BEGIN DATASET CONTENT

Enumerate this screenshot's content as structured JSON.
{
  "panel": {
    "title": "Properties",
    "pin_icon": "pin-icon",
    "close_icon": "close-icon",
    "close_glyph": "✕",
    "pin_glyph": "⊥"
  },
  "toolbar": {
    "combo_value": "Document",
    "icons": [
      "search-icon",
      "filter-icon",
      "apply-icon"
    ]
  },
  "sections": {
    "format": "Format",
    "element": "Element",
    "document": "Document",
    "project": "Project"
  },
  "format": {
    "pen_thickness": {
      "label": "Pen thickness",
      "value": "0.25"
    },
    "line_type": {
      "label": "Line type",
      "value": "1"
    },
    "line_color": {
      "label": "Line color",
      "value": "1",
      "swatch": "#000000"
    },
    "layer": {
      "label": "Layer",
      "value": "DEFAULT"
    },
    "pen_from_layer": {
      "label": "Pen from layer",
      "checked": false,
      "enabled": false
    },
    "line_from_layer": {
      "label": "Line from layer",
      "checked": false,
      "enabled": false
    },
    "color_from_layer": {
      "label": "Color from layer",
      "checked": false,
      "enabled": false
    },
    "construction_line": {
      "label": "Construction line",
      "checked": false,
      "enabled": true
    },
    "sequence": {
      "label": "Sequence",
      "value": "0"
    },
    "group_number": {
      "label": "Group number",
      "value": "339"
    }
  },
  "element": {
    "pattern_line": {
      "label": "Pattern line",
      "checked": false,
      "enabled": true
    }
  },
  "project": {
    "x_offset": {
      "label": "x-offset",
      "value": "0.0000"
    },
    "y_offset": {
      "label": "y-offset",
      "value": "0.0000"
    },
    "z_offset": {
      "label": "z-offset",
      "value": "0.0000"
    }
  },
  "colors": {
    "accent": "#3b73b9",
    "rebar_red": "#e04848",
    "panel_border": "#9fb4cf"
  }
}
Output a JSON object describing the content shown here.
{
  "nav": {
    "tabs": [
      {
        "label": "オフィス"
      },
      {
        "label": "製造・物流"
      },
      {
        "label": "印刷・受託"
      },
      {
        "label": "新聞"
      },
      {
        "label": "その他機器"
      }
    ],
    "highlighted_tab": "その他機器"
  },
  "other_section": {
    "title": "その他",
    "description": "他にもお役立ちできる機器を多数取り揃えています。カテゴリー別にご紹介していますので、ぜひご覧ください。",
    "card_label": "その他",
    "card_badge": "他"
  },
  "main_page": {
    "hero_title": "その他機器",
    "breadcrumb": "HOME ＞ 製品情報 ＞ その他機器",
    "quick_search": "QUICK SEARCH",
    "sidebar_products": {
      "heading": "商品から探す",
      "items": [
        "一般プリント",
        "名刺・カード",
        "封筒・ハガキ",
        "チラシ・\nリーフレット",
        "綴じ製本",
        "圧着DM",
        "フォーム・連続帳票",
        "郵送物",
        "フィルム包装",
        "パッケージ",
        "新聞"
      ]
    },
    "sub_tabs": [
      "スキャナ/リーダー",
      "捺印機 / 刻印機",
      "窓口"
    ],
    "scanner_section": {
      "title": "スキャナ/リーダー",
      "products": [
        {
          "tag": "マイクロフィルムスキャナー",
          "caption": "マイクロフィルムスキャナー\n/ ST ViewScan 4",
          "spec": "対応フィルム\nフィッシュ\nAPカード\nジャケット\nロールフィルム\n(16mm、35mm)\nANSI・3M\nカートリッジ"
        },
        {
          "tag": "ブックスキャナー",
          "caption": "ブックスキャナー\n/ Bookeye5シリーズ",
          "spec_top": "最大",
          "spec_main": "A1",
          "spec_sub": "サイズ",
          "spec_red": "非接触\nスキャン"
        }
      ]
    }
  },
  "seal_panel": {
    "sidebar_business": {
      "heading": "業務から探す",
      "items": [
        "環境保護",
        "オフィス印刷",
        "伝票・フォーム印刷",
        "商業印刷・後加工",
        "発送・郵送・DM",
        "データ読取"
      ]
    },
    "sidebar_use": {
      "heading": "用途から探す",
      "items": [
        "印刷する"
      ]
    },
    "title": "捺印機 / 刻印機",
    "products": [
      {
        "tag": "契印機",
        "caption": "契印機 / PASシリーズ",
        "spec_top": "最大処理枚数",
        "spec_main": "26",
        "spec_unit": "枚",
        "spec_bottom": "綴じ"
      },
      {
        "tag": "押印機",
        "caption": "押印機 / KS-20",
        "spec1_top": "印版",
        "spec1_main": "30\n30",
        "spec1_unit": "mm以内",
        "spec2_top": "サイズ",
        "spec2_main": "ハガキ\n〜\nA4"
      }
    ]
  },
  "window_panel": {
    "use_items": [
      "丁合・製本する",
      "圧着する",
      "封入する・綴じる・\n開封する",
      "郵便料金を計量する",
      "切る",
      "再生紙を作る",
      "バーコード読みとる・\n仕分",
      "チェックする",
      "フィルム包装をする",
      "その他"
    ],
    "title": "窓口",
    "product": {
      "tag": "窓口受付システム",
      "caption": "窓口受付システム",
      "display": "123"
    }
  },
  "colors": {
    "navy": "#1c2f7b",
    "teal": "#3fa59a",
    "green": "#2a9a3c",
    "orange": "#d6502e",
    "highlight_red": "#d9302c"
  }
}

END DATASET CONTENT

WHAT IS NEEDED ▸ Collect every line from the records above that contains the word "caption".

RESPONSE ▸
          "caption": "マイクロフィルムスキャナー\n/ ST ViewScan 4",
          "caption": "ブックスキャナー\n/ Bookeye5シリーズ",
        "caption": "契印機 / PASシリーズ",
        "caption": "押印機 / KS-20",
      "caption": "窓口受付システム",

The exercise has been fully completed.